Taxonomic source(s)
AOU. 1998. Check-list of North American birds. American Ornithologists' Union, Washington, D.C.
del Hoyo, J.; Collar, N. J.; Christie, D. A.; Elliott, A.; Fishpool, L. D. C. 2014. HBW and BirdLife International Illustrated Checklist of the Birds of the World. Barcelona, Spain and Cambridge UK: Lynx Edicions and BirdLife International.
SACC. 2006. A classification of the bird species of South America. Available at: #http://www.museum.lsu.edu/~Remsen/SACCBaseline.html#.

Distribution and population
The Swallow-tailed Gull breeds mainly on the Galapagos Islands, Ecuador (all major and several minor islands) but also on Malpelo Island, Colombia. When not breeding it can be found along the Pacific coast of South American from Ecuador to northern Chile1.

Trend justification
The population trend is difficult to determine because of uncertainty over the extent of threats to the species (del Hoyo et al. 1996).

Ecology
This species feeds mostly at night but also by day, heavily exploiting squid at night but also taking clupeid fish. It appears to suffer from periodic food shortages, and is often observed feeding 500 km from the nearest land. It breeds throughout the year and asynchronously across the Galapagos, with individual subcolonials being synchronised by social interactions. It forms loose colonies with large inter-nest distances but can be solitary, nesting on steep slopes or broken cliffs, often on broad clifftop ledges but also just above the wave line, and on gravelly beaches and under vegetation. Adults leave the colony after breeding and become highly pelagic, returning in 4-5 months often to their previous nest site.

References
del Hoyo, J.; Elliott, A.; Sargatal, J. 1996. Handbook of the Birds of the World, vol. 3: Hoatzin to Auks. Lynx Edicions, Barcelona, Spain.

Delany, S.; Scott, D. 2006. Waterbird population estimates. Wetlands International, Wageningen, The Netherlands.

Further web sources of information
Explore HBW Alive for further information on this species

Search for photos and videos, and hear sounds of this species from the Internet Bird Collection

Text account compilers
Ekstrom, J., Butchart, S., Calvert, R.

IUCN Red List evaluators
Butchart, S., Symes, A.

Recommended citation
BirdLife International (2014) Species factsheet: Creagrus furcatus. Downloaded from http://www.birdlife.org on 31/07/2014. Recommended citation for factsheets for more than one species: BirdLife International (2014) IUCN Red List for birds. Downloaded from http://www.birdlife.org on 31/07/2014.

This information is based upon, and updates, the information published in BirdLife International (2000) Threatened birds of the world.

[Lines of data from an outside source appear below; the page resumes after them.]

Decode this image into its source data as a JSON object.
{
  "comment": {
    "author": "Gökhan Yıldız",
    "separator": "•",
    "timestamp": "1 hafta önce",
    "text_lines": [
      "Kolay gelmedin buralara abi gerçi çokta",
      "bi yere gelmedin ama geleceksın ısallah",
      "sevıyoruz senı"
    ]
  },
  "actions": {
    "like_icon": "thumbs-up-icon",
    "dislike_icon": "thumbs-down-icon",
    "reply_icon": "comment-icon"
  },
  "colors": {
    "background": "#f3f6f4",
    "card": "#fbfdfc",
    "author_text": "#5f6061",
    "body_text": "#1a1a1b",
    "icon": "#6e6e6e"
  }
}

Barcelona and Cambridge, UK: Lynx Edicions and BirdLife International, BirdLife International (2004) Threatened birds of the world 2004 CD-ROM and BirdLife International (2008) Threatened birds of the world 2008 CD-ROM. These sources provide the information for species accounts for the birds on the IUCN Red List.

To provide new information to update this factsheet or to correct any errors, please email BirdLife

To contribute to discussions on the evaluation of the IUCN Red List status of Globally Threatened Birds, please visit BirdLife's Globally Threatened Bird Forums.

Additional resources for this species

ARKive species - Swallow-tailed gull (Creagrus furcatus) 0

Key facts
Current IUCN Red List category Least Concern
Family Laridae (Gulls, Terns, Skimmers)
Species name author (Néboux, 1842)
Population size mature individuals
Population trend Unknown
Distribution size (breeding/resident) 79,300 km2
Country endemic? No
Links to further information
- Additional Information on this species